Data shown Block Start

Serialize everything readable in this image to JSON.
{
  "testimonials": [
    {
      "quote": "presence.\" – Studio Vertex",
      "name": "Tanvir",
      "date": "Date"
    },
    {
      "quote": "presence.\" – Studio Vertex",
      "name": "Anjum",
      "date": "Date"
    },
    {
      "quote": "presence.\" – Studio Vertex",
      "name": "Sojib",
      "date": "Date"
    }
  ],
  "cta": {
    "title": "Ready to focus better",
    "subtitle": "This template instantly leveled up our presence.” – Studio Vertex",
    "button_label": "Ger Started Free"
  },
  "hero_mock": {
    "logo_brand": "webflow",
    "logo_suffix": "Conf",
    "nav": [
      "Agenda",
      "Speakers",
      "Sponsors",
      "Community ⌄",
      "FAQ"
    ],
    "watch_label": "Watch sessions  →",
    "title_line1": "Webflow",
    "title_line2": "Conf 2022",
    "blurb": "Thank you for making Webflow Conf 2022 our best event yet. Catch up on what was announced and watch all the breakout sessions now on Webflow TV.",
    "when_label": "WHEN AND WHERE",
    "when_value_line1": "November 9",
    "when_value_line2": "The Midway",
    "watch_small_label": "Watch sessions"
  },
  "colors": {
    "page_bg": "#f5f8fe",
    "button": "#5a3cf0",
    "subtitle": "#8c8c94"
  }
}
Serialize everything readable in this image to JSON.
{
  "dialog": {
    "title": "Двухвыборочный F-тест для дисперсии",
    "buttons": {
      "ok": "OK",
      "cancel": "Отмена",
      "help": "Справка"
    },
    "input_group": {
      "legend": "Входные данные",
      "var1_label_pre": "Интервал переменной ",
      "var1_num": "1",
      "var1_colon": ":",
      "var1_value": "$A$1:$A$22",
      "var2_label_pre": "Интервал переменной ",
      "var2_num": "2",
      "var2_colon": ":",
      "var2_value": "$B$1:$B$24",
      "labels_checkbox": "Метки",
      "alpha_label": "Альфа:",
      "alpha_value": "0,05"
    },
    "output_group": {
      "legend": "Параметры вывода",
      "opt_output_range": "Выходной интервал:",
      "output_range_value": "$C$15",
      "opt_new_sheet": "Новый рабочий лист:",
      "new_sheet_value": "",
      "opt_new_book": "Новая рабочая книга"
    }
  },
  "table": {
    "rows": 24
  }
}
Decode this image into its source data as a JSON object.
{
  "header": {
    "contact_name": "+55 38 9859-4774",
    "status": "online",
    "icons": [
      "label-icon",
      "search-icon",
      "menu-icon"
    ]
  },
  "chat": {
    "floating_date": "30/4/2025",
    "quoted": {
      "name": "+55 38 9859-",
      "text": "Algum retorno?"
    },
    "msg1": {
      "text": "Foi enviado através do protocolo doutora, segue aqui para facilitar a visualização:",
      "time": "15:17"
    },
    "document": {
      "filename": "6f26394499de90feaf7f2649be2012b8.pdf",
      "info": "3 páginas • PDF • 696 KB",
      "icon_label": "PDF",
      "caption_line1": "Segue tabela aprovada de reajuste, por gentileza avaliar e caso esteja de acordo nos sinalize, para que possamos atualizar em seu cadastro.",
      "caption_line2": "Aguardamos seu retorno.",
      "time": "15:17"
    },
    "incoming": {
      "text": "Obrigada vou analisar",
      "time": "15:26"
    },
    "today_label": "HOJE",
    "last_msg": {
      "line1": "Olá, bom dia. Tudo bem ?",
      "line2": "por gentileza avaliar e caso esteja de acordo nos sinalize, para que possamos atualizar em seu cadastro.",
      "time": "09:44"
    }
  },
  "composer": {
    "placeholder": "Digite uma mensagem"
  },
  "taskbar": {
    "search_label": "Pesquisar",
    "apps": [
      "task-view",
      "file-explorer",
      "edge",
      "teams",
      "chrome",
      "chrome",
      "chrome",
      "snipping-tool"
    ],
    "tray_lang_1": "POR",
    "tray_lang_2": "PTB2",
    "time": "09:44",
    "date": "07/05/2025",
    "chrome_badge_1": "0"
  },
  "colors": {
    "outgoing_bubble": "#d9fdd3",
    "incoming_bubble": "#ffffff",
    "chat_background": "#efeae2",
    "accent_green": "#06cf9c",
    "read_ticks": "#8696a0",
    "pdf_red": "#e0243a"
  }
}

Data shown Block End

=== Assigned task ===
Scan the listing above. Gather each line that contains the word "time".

=== Solution for this problem ===
      "time": "15:17"
      "time": "15:17"
      "time": "15:26"
      "time": "09:44"
    "time": "09:44",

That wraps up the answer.